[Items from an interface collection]
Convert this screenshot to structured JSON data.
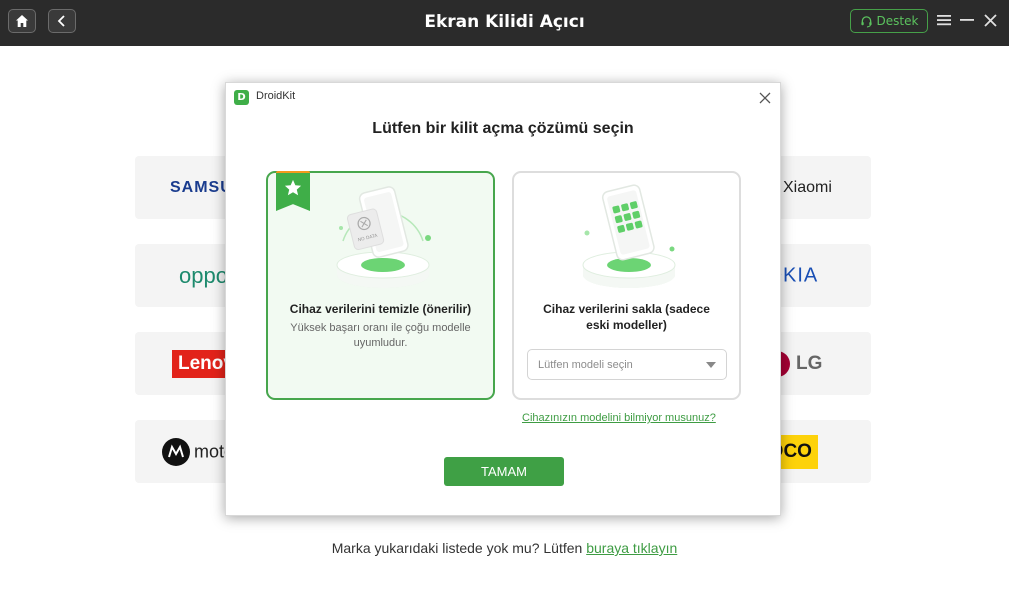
{
  "titlebar": {
    "title": "Ekran Kilidi Açıcı",
    "support_label": "Destek",
    "icons": [
      "home-icon",
      "back-icon",
      "headset-icon",
      "menu-icon",
      "minimize-icon",
      "close-icon"
    ]
  },
  "brands": {
    "left": [
      "SAMSUNG",
      "oppo",
      "Lenovo",
      "motorola"
    ],
    "right": [
      "Xiaomi",
      "NOKIA",
      "LG",
      "POCO"
    ]
  },
  "bottom": {
    "text": "Marka yukarıdaki listede yok mu? Lütfen",
    "link": "buraya tıklayın"
  },
  "modal": {
    "app_name": "DroidKit",
    "logo_letter": "D",
    "heading": "Lütfen bir kilit açma çözümü seçin",
    "options": [
      {
        "title": "Cihaz verilerini temizle (önerilir)",
        "description": "Yüksek başarı oranı ile çoğu modelle uyumludur.",
        "illustration_text": "NO DATA",
        "selected": true
      },
      {
        "title": "Cihaz verilerini sakla (sadece eski modeller)",
        "select_placeholder": "Lütfen modeli seçin",
        "selected": false
      }
    ],
    "unknown_model_link": "Cihazınızın modelini bilmiyor musunuz?",
    "ok_label": "TAMAM"
  },
  "colors": {
    "accent": "#3fae48",
    "titlebar_bg": "#2b2b2b",
    "badge_orange": "#f39a1d"
  }
}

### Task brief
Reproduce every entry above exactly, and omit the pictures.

### Reply to the exercise
Convert this screenshot to structured JSON data.
{
  "titlebar": {
    "title": "Ekran Kilidi Açıcı",
    "support_label": "Destek",
    "icons": [
      "home-icon",
      "back-icon",
      "headset-icon",
      "menu-icon",
      "minimize-icon",
      "close-icon"
    ]
  },
  "brands": {
    "left": [
      "SAMSUNG",
      "oppo",
      "Lenovo",
      "motorola"
    ],
    "right": [
      "Xiaomi",
      "NOKIA",
      "LG",
      "POCO"
    ]
  },
  "bottom": {
    "text": "Marka yukarıdaki listede yok mu? Lütfen",
    "link": "buraya tıklayın"
  },
  "modal": {
    "app_name": "DroidKit",
    "logo_letter": "D",
    "heading": "Lütfen bir kilit açma çözümü seçin",
    "options": [
      {
        "title": "Cihaz verilerini temizle (önerilir)",
        "description": "Yüksek başarı oranı ile çoğu modelle uyumludur.",
        "illustration_text": "NO DATA",
        "selected": true
      },
      {
        "title": "Cihaz verilerini sakla (sadece eski modeller)",
        "select_placeholder": "Lütfen modeli seçin",
        "selected": false
      }
    ],
    "unknown_model_link": "Cihazınızın modelini bilmiyor musunuz?",
    "ok_label": "TAMAM"
  },
  "colors": {
    "accent": "#3fae48",
    "titlebar_bg": "#2b2b2b",
    "badge_orange": "#f39a1d"
  }
}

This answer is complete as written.